Monica has always had her share of feeding drama, and the past week has been no exception. Here's the latest on Monica and her nutritional drama. I found some blogs of moms dealing with this particular issue to be very helpful, so I thought I'd share a bit of our story.
A few weeks ago, Monica broke out in some wicked evening rashes. I hadn't seen anything like it before, and was a bit concerned. For a week, I thought it might be heat rash due to teething. As the rash grew worse and spread to her legs, looking more and more eczema-ish, I knew deep down it was something dietary. Since we hadn't really added anything new in a while, my first suspicion was soy.
I was a little dubious at first since Monica was drinking soy formula without a problem for months, but kids develop allergies/intolerances so it was not out of the question. We went to the pediatrician for her one year check up and the rash was in full force. It wasn't hive-ish and hadn't really flared with one specific instance or food, so there was not much to do but start eliminating things. I pulled the soy from her diet and within 24 hours, the rash started to improve and has continued to improve with each day. So, here we are with what I am pretty sure is an MSPI toddler.
We've known that Monica has been milk intolerant since she was 4 months old, and the soy intolerance is not a total surprise, though I really thought she'd miss out on that since the soy formula was good to go for so long. But, regardless of the past, here we are.

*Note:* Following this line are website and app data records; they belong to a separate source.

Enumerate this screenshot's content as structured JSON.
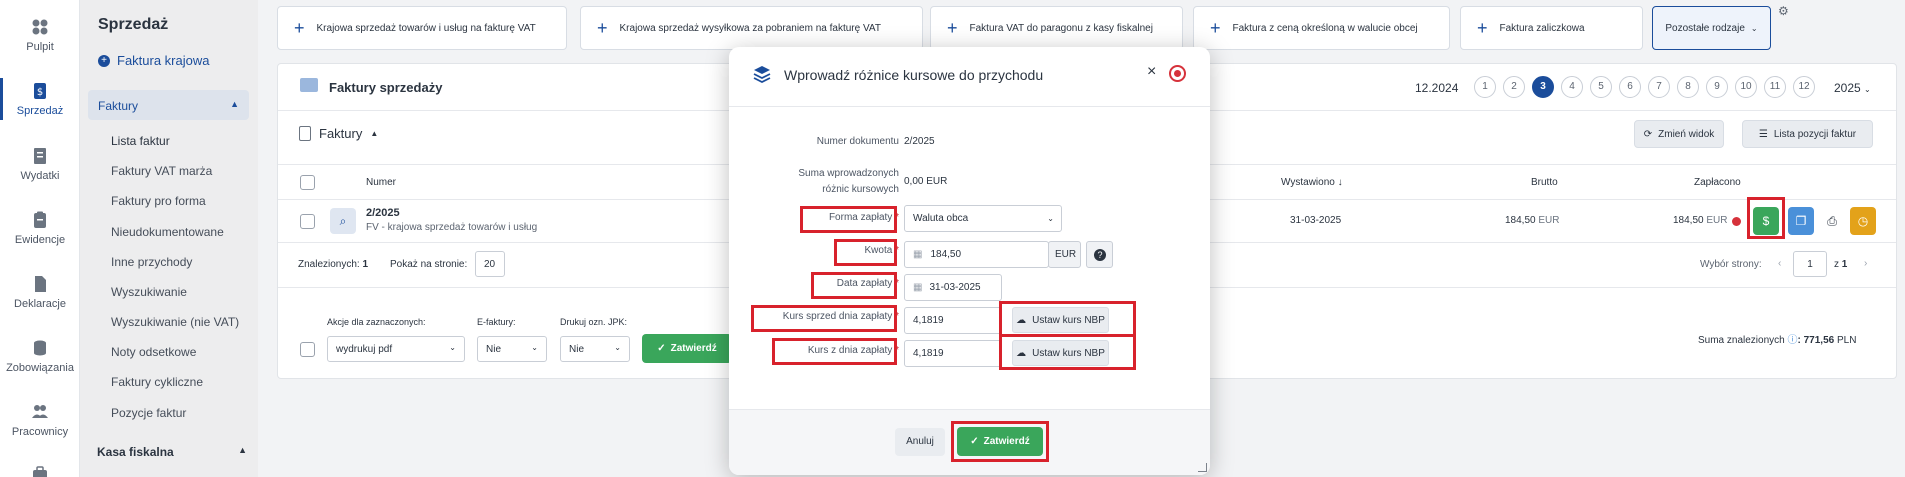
{
  "rail": {
    "items": [
      {
        "label": "Pulpit"
      },
      {
        "label": "Sprzedaż"
      },
      {
        "label": "Wydatki"
      },
      {
        "label": "Ewidencje"
      },
      {
        "label": "Deklaracje"
      },
      {
        "label": "Zobowiązania"
      },
      {
        "label": "Pracownicy"
      }
    ]
  },
  "sidebar": {
    "title": "Sprzedaż",
    "new_invoice": "Faktura krajowa",
    "group": "Faktury",
    "items": [
      "Lista faktur",
      "Faktury VAT marża",
      "Faktury pro forma",
      "Nieudokumentowane",
      "Inne przychody",
      "Wyszukiwanie",
      "Wyszukiwanie (nie VAT)",
      "Noty odsetkowe",
      "Faktury cykliczne",
      "Pozycje faktur"
    ],
    "group2": "Kasa fiskalna"
  },
  "topbar": {
    "buttons": [
      "Krajowa sprzedaż towarów i usług na fakturę VAT",
      "Krajowa sprzedaż wysyłkowa za pobraniem na fakturę VAT",
      "Faktura VAT do paragonu z kasy fiskalnej",
      "Faktura z ceną określoną w walucie obcej",
      "Faktura zaliczkowa"
    ],
    "other": "Pozostałe rodzaje"
  },
  "panel": {
    "title": "Faktury sprzedaży",
    "period": "12.2024",
    "months": [
      "1",
      "2",
      "3",
      "4",
      "5",
      "6",
      "7",
      "8",
      "9",
      "10",
      "11",
      "12"
    ],
    "active_month": "3",
    "year": "2025",
    "subtitle": "Faktury",
    "change_view": "Zmień widok",
    "positions_list": "Lista pozycji faktur"
  },
  "table": {
    "headers": {
      "number": "Numer",
      "issued": "Wystawiono",
      "gross": "Brutto",
      "paid": "Zapłacono"
    },
    "row": {
      "number": "2/2025",
      "description": "FV - krajowa sprzedaż towarów i usług",
      "issued": "31-03-2025",
      "gross_value": "184,50",
      "gross_currency": "EUR",
      "paid_value": "184,50",
      "paid_currency": "EUR"
    }
  },
  "footer": {
    "found_label": "Znalezionych:",
    "found_count": "1",
    "per_page_label": "Pokaż na stronie:",
    "per_page": "20",
    "page_select_label": "Wybór strony:",
    "page": "1",
    "of_label": "z",
    "pages": "1",
    "actions_label": "Akcje dla zaznaczonych:",
    "actions_value": "wydrukuj pdf",
    "einvoice_label": "E-faktury:",
    "einvoice_value": "Nie",
    "jpk_label": "Drukuj ozn. JPK:",
    "jpk_value": "Nie",
    "confirm": "Zatwierdź",
    "sum_label": "Suma znalezionych",
    "sum_value": ": 771,56",
    "sum_currency": "PLN"
  },
  "modal": {
    "title": "Wprowadź różnice kursowe do przychodu",
    "doc_label": "Numer dokumentu",
    "doc_value": "2/2025",
    "sum_label_1": "Suma wprowadzonych",
    "sum_label_2": "różnic kursowych",
    "sum_value": "0,00 EUR",
    "payment_form_label": "Forma zapłaty",
    "payment_form_value": "Waluta obca",
    "amount_label": "Kwota",
    "amount_value": "184,50",
    "amount_currency": "EUR",
    "date_label": "Data zapłaty",
    "date_value": "31-03-2025",
    "rate_sale_label": "Kurs sprzed dnia zapłaty",
    "rate_sale_value": "4,1819",
    "rate_pay_label": "Kurs z dnia zapłaty",
    "rate_pay_value": "4,1819",
    "nbp_button": "Ustaw kurs NBP",
    "required_mark": "*",
    "cancel": "Anuluj",
    "confirm": "Zatwierdź"
  },
  "colors": {
    "brand": "#1b4d9b",
    "success": "#3aa65b",
    "highlight": "#d8222c",
    "status_dot": "#d6323b"
  }
}
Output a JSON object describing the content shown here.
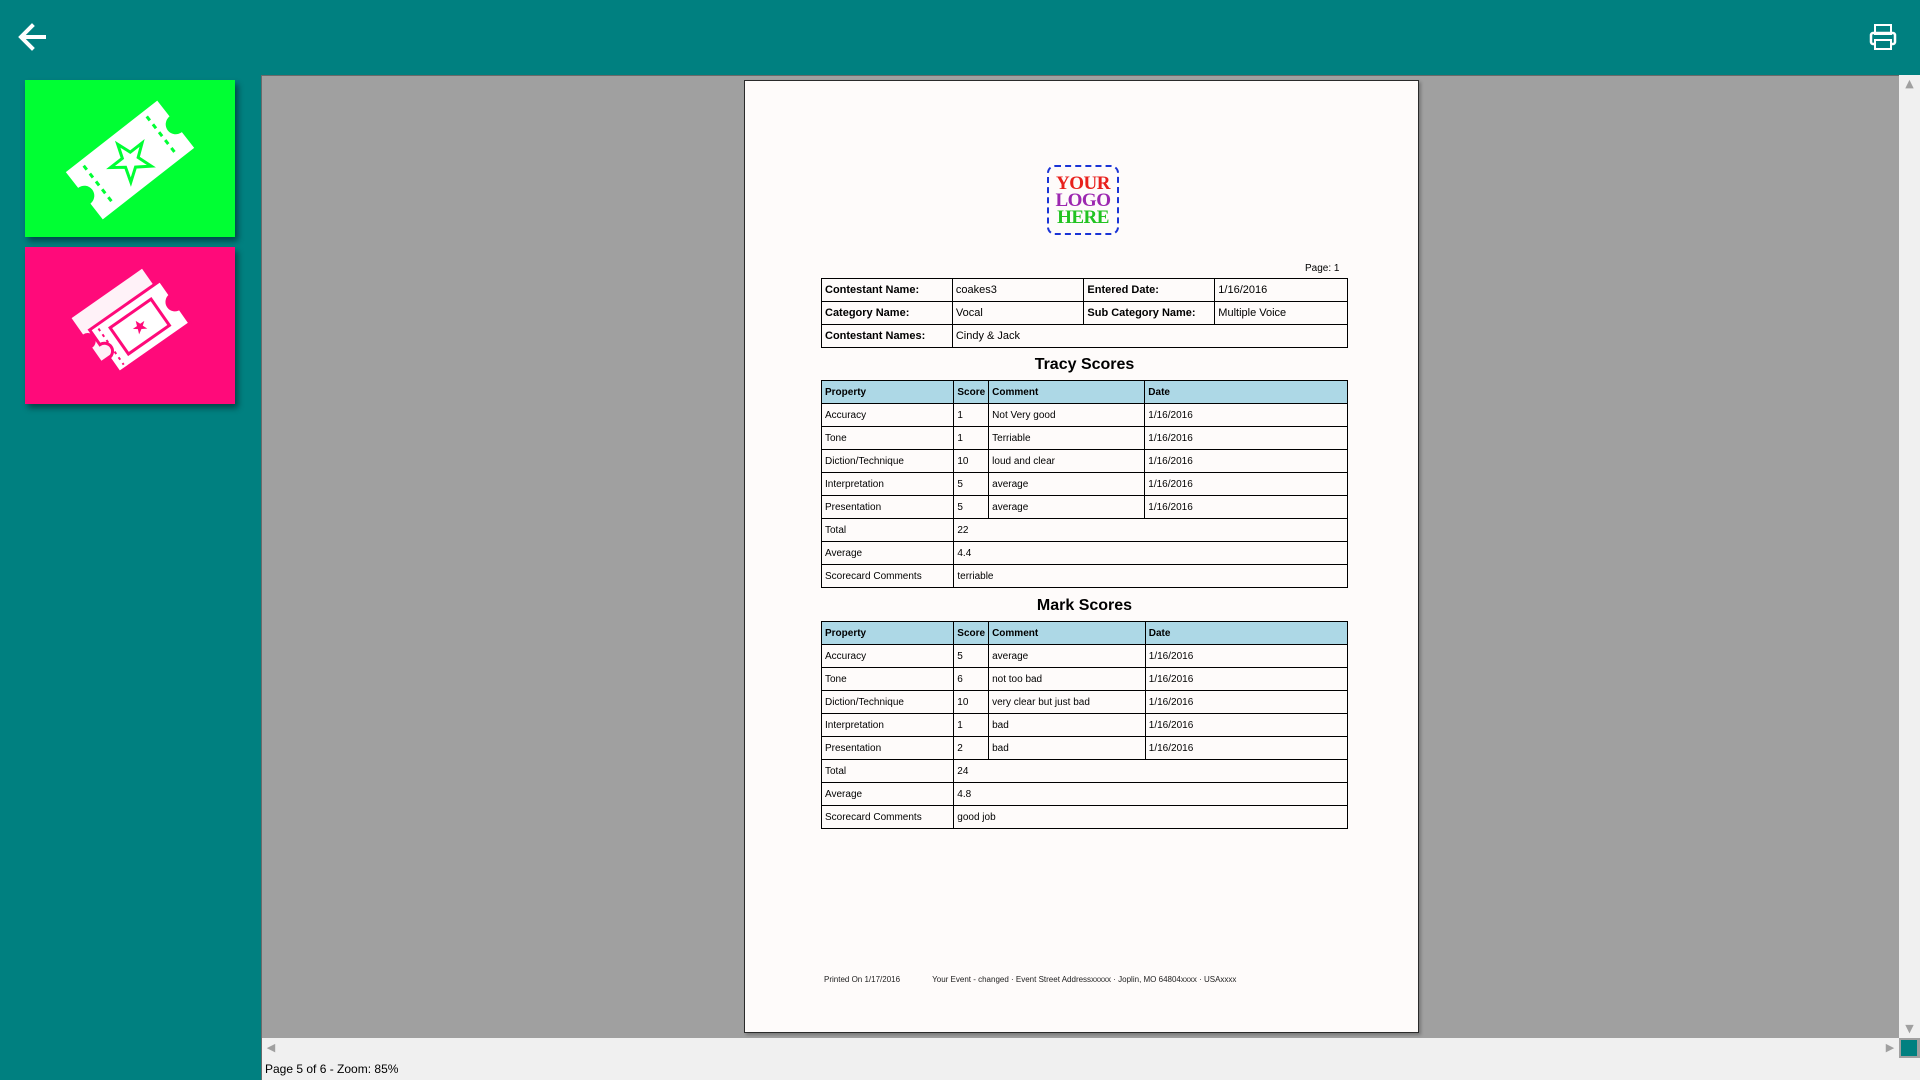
{
  "toolbar": {
    "back_icon": "arrow-left-icon",
    "print_icon": "printer-icon"
  },
  "tiles": [
    {
      "name": "ticket-star",
      "color": "#00ff33",
      "icon": "ticket-star-icon"
    },
    {
      "name": "tickets",
      "color": "#ff0a7a",
      "icon": "tickets-icon"
    }
  ],
  "report": {
    "logo": {
      "line1": "YOUR",
      "line2": "LOGO",
      "line3": "HERE"
    },
    "page_label": "Page: 1",
    "info": {
      "contestant_name_label": "Contestant Name:",
      "contestant_name": "coakes3",
      "entered_date_label": "Entered Date:",
      "entered_date": "1/16/2016",
      "category_label": "Category Name:",
      "category": "Vocal",
      "subcategory_label": "Sub Category Name:",
      "subcategory": "Multiple Voice",
      "contestants_label": "Contestant Names:",
      "contestants": "Cindy & Jack"
    },
    "headers": {
      "property": "Property",
      "score": "Score",
      "comment": "Comment",
      "date": "Date"
    },
    "summary_labels": {
      "total": "Total",
      "average": "Average",
      "comments": "Scorecard Comments"
    },
    "tracy": {
      "title": "Tracy Scores",
      "rows": [
        {
          "property": "Accuracy",
          "score": "1",
          "comment": "Not Very good",
          "date": "1/16/2016"
        },
        {
          "property": "Tone",
          "score": "1",
          "comment": "Terriable",
          "date": "1/16/2016"
        },
        {
          "property": "Diction/Technique",
          "score": "10",
          "comment": "loud and clear",
          "date": "1/16/2016"
        },
        {
          "property": "Interpretation",
          "score": "5",
          "comment": "average",
          "date": "1/16/2016"
        },
        {
          "property": "Presentation",
          "score": "5",
          "comment": "average",
          "date": "1/16/2016"
        }
      ],
      "total": "22",
      "average": "4.4",
      "comments": "terriable"
    },
    "mark": {
      "title": "Mark Scores",
      "rows": [
        {
          "property": "Accuracy",
          "score": "5",
          "comment": "average",
          "date": "1/16/2016"
        },
        {
          "property": "Tone",
          "score": "6",
          "comment": "not too bad",
          "date": "1/16/2016"
        },
        {
          "property": "Diction/Technique",
          "score": "10",
          "comment": "very clear but just bad",
          "date": "1/16/2016"
        },
        {
          "property": "Interpretation",
          "score": "1",
          "comment": "bad",
          "date": "1/16/2016"
        },
        {
          "property": "Presentation",
          "score": "2",
          "comment": "bad",
          "date": "1/16/2016"
        }
      ],
      "total": "24",
      "average": "4.8",
      "comments": "good job"
    },
    "footer": {
      "printed": "Printed On 1/17/2016",
      "event": "Your Event - changed · Event Street Addressxxxxx · Joplin, MO 64804xxxx · USAxxxx"
    }
  },
  "status": {
    "text": "Page 5 of 6 - Zoom: 85%"
  },
  "colors": {
    "teal": "#008080",
    "header_blue": "#add8e6",
    "green": "#00ff33",
    "pink": "#ff0a7a"
  }
}
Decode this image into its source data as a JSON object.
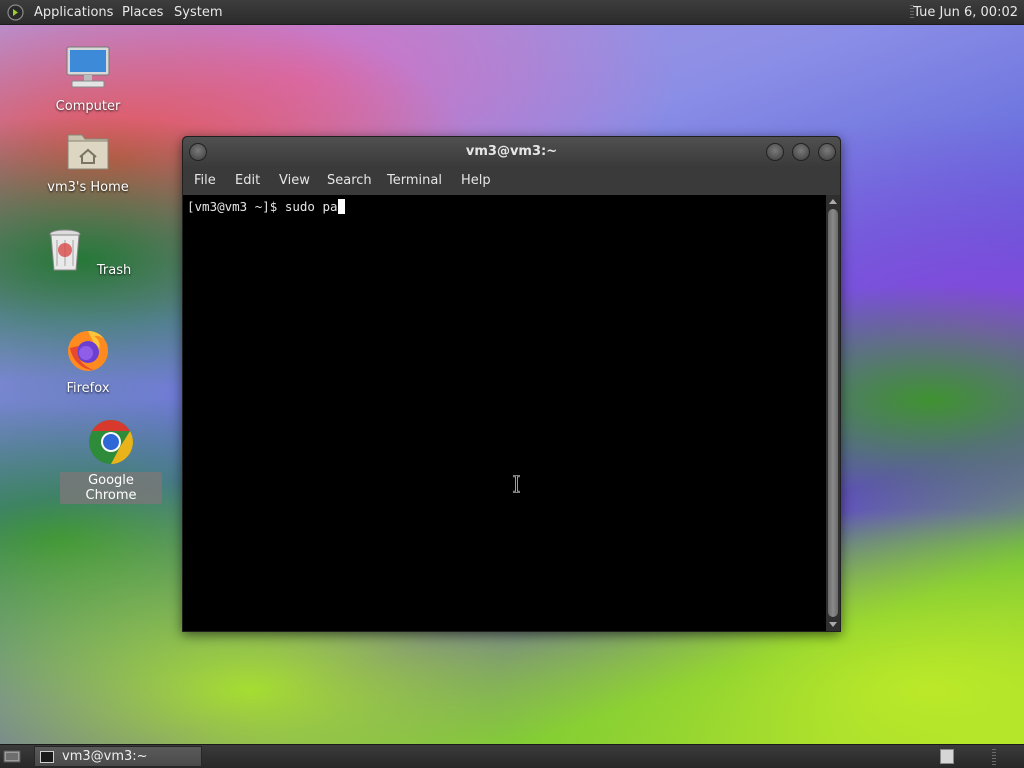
{
  "top_panel": {
    "menus": [
      "Applications",
      "Places",
      "System"
    ],
    "clock": "Tue Jun  6, 00:02"
  },
  "desktop": {
    "icons": [
      {
        "label": "Computer",
        "icon": "computer-icon"
      },
      {
        "label": "vm3's Home",
        "icon": "home-folder-icon"
      },
      {
        "label": "Trash",
        "icon": "trash-icon"
      },
      {
        "label": "Firefox",
        "icon": "firefox-icon"
      },
      {
        "label": "Google Chrome",
        "icon": "chrome-icon",
        "selected": true
      }
    ]
  },
  "terminal": {
    "title": "vm3@vm3:~",
    "menu": [
      "File",
      "Edit",
      "View",
      "Search",
      "Terminal",
      "Help"
    ],
    "prompt": "[vm3@vm3 ~]$ ",
    "typed": "sudo pa"
  },
  "bottom_panel": {
    "task_label": "vm3@vm3:~"
  }
}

The most challenging thing in eliminating soy was finding protein and fat sources. A lot of the failure to thrive suggestions are dairy based, heavy cream, cheese, whole milk, butter etc, and not an option for Monica. So, after some internet research, I started giving her rice yogurt with rice protein powder and canola oil mixed in. Not the most appetizing thing, but she likes it. The rice yogurt has a whole lot of sugar, so I think that's what keeps her happy. I also put the mix ins in applesauce. I tried enriched vanilla rice milk with the mix ins but she was less than pleased with that in the bottle. After three tries, she screamed when she saw the bottle at all. So, bottle weaning was rather abrupt in our house!
Monica has never been good with a sippy cup (more of a toy than a drinking tool) so we tried the regular cup. To our surprise, she picked it up and started gulping watered-down juice. I tried the rice milk in the cup but she just shoved it away in disgust. At this point, we're just looking for any fluid intake, so juice it is. There has been a learning curve with the cup (i.e. no shoving food in the cup, keep your hands out of the cup, don't dump the cup), but all in all, I was really surprised at how fast she picked it up.
I'm also going to give Monica a multi-vitamin, but I have yet to find a good source for calcium, since I'm not sure she's ready for a lot of citrus (calcium fortified OJ) and gobs of leafy greens do not make their way into her diet. Keeping Monica soy and dairy free is not easy. We have to bring food wherever we go, and I read labels like a hawk. I'm just remembering that for her to grow out of these intolerances, she needs to be free of the offending foods.
I had been preparing two meals much of the time since Monica can't have dairy, but with this new development, I decided to do some research for meals that we can all eat. I found this great blog, MSPI Mama. She has an MSPI little guy and has TONS of recipes for families with this dietary issue. She even has a dairy, soy free recipe for S'More cookie bars!
So, a no-dairy no-soy life is possible. I must admit that when I faced this at first, I thought it would be the biggest pain. However, now that we're in a routine, it's just part of life. Here's hoping that Monica will be able to eat ice cream on her next birthday!